> [Instructions to follow]: Working through the lines below, return each one that holds "chattr".

□ □ □ □ □

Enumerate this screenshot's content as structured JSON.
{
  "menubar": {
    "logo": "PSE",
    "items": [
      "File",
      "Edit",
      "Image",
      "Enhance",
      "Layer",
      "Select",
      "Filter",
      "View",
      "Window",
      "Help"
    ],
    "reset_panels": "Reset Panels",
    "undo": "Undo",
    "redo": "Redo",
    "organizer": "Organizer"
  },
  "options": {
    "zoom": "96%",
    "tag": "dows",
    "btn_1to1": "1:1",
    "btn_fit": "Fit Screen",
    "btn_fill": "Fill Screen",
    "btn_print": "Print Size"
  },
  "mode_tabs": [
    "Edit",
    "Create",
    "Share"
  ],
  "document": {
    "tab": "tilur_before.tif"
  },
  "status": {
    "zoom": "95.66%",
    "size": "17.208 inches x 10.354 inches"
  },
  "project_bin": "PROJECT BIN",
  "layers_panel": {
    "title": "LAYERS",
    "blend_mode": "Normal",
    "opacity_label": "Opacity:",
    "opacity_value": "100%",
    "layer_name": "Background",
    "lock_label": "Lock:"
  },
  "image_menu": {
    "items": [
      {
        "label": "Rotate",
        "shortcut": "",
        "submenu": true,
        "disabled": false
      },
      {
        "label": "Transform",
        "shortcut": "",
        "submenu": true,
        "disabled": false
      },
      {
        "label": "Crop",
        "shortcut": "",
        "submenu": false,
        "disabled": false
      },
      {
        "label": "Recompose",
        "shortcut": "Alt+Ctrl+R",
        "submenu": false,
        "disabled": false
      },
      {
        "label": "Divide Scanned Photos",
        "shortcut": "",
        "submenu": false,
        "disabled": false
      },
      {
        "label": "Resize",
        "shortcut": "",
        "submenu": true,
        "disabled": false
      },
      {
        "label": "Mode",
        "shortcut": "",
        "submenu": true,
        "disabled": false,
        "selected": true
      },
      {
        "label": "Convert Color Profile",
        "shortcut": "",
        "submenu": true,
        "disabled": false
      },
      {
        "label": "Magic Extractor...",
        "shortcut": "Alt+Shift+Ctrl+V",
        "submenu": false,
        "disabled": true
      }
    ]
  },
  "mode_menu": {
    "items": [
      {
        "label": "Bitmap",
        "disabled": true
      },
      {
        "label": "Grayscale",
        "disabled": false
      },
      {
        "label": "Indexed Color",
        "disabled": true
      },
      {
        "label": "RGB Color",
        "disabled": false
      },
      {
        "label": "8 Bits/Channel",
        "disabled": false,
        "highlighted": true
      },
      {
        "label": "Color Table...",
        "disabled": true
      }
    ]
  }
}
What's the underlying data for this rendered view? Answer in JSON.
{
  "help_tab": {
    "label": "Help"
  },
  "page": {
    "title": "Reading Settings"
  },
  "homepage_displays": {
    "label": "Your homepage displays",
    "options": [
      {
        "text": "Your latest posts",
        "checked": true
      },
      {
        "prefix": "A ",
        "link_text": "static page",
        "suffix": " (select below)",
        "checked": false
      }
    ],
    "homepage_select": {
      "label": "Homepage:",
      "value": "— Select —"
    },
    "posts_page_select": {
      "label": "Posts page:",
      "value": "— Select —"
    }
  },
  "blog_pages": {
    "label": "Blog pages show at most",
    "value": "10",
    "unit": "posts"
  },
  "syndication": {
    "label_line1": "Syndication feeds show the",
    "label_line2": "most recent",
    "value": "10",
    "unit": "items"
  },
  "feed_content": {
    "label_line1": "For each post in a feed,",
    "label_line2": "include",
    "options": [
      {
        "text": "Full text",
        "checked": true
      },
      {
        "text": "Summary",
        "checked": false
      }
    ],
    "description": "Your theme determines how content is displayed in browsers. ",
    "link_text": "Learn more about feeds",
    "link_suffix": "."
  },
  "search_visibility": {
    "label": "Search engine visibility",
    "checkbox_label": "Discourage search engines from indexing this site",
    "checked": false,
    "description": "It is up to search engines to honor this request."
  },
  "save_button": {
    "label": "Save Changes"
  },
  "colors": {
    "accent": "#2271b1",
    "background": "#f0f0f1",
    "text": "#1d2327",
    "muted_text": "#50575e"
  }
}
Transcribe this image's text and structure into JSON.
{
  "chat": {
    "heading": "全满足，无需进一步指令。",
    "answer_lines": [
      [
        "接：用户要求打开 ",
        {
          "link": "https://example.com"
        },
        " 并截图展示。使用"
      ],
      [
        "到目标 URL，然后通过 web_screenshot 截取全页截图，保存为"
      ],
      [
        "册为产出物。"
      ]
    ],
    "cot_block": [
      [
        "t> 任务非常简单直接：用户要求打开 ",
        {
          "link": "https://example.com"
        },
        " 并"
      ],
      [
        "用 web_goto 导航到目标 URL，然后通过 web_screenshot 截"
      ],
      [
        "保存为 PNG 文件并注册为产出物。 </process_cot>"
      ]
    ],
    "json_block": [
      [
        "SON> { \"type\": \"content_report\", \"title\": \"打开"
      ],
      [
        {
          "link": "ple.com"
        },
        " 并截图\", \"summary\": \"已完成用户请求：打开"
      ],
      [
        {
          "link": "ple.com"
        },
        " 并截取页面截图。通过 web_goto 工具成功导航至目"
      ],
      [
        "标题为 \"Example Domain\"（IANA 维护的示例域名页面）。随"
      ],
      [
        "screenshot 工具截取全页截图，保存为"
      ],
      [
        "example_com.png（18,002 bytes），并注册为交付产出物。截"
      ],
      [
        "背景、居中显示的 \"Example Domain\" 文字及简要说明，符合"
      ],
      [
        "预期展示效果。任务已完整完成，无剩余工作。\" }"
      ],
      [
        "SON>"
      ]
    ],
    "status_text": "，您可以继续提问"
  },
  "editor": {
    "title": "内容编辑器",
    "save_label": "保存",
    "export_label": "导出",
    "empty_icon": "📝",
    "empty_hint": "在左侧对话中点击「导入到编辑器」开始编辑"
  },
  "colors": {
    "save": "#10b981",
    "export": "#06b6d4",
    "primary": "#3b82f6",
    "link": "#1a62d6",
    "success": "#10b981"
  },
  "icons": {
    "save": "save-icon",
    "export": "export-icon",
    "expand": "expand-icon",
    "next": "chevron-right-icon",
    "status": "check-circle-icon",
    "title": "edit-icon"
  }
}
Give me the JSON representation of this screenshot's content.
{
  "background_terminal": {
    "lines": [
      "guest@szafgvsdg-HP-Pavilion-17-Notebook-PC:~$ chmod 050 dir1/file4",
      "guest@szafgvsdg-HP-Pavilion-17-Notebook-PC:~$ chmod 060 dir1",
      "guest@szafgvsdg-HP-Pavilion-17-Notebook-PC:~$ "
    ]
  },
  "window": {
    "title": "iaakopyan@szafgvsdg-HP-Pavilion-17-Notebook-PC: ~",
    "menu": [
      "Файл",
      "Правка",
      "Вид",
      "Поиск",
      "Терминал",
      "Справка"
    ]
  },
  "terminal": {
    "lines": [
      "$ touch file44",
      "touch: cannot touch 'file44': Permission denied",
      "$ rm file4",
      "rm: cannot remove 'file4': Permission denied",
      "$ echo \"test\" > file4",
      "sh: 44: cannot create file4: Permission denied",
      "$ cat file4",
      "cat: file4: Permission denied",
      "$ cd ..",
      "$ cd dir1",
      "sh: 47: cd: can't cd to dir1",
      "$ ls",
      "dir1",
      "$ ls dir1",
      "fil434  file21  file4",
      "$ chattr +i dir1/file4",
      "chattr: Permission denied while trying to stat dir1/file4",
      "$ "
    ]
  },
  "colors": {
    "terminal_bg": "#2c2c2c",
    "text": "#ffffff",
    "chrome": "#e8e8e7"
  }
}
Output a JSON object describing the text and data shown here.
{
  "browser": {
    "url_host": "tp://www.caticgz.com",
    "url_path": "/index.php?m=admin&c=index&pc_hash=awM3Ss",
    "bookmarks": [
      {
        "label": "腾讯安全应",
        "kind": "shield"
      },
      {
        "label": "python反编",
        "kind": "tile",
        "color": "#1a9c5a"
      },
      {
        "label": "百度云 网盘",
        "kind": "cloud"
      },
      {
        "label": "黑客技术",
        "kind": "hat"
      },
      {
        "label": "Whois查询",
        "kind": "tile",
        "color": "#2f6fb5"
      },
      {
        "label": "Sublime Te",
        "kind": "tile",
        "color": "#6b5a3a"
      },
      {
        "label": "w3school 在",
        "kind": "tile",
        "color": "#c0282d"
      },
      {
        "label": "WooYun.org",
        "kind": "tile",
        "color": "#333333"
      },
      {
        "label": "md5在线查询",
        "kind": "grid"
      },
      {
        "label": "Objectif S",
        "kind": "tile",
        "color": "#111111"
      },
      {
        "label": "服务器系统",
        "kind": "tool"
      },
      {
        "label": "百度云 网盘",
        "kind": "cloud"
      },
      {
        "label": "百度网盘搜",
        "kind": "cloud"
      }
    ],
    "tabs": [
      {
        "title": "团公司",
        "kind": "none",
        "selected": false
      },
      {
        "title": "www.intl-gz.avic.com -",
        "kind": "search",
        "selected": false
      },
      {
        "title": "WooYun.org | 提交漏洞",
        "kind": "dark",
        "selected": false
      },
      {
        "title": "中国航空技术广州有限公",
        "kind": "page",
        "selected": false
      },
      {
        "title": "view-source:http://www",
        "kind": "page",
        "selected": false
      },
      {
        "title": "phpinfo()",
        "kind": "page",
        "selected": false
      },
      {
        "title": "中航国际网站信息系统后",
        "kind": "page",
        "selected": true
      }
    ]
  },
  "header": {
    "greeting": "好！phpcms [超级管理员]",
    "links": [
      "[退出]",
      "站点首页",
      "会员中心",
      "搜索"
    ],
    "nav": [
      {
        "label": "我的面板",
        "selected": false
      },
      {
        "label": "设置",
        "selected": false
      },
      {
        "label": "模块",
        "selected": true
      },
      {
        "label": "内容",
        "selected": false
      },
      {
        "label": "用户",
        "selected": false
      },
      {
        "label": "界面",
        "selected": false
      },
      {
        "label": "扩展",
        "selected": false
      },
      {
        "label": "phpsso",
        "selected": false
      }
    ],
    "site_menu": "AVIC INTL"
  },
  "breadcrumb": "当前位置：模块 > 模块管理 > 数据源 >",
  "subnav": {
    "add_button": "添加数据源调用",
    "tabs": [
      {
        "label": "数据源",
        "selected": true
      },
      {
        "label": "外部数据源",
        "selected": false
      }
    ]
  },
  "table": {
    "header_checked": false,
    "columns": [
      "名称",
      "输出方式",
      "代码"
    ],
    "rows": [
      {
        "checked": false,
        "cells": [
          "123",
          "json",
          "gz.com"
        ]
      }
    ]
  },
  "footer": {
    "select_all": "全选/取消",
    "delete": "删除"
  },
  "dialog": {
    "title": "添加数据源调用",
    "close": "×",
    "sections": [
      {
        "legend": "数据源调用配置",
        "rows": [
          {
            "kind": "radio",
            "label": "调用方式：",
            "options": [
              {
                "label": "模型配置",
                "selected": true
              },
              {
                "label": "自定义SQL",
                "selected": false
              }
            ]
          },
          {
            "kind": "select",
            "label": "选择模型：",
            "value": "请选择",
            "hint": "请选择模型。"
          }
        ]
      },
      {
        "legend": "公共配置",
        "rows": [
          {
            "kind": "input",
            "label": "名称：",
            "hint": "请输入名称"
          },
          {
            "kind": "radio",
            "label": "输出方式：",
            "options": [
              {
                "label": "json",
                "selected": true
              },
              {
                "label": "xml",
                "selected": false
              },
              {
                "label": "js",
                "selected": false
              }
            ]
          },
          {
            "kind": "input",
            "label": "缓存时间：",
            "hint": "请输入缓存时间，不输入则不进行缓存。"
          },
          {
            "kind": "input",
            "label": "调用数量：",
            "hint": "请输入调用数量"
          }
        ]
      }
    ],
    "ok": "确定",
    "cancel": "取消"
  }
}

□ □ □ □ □

> [Exercise response]:
      "$ chattr +i dir1/file4",
      "chattr: Permission denied while trying to stat dir1/file4",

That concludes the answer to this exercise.